Euler Brick

What is an Euler Brick? An Euler Brick, named after the mathematician Leoonhard Euler, is a cuboid whose edges and face diagonals are all integer lengths.
You are probably familiar with Pythagorean triplets; integer solutions to right angle triangles, such as {3,4,5} and {5,12,13}. These are triangles with integer edges and an integer diagonal (hypotenuse).
a2 + b2 = c2
Euler bricks take this a dimension further. All the edges are integers, as are the diagonals of the faces (shown in red below).
In algebra they are the solutions to the following Diophantine equations:
a2 + b2 = d2
a2 + c2 = e2
b2 + c2 = f2
Another way to think about this is to think of it like gluing three Pythagorean triplet triangles together to make the common corner.

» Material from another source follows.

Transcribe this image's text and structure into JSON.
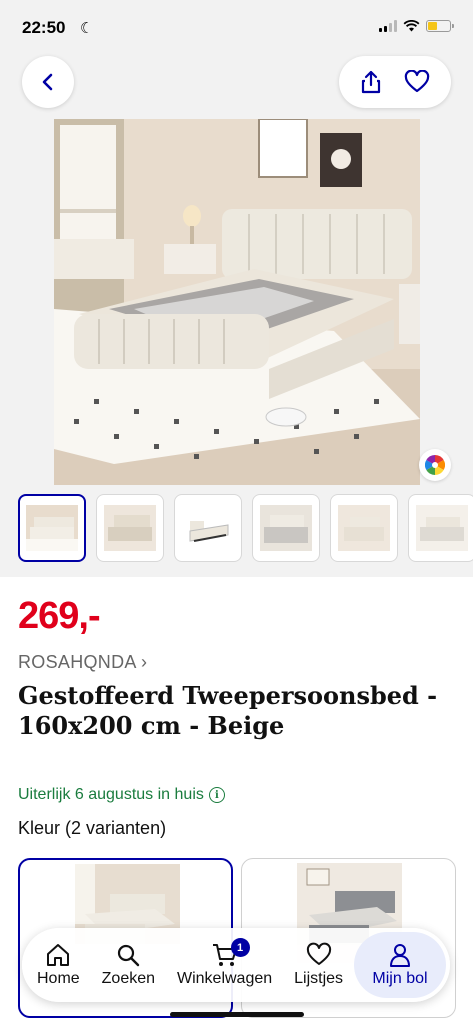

Here are some examples of Euler Bricks. The first set of numbers are the edge lengths, the second the face diagonals:
{44,117,240} → {125,244,267}
{85,132,720} → {157,725,732}
{140,480,693} → {500,707,843}
{160,231,792} → {281,808,825}
{187,1020,1584} → {1037,1595,1884}
{195,748,6336} → {773,6339,6380}
{240,252,275} → {348,365,373}
{429,880,2340} → {979,2379,2500}
{495,4888,8160} → {4913,8175,9512}
{528,5796,6325} → {5820,6347,8579}


It has been demonstrated that at least two edges of an Euler Brick are divisible by three, at least two are divisible by four, and at least one edge divisible by eleven.

A Perfect Euler Brick

An extra special Euler Brick would be a Perfect Euler Brick. In a perfect brick, in addition to the face diagonals being integer, the space diagonal (that through the middle of the brick connecting opposite corners), would also be integer.
a2 + b2 + c2 = g2
A fairly extensive computer search has been made for edge lengths up to 1013, and no solution has been found. It’s not been proved if a solution exists or not; it’s one of those, currently, unanswered questions.
I bet, however, that if one exists, and it was communicated to us by an alien, it would make a great plot for a science fiction movie …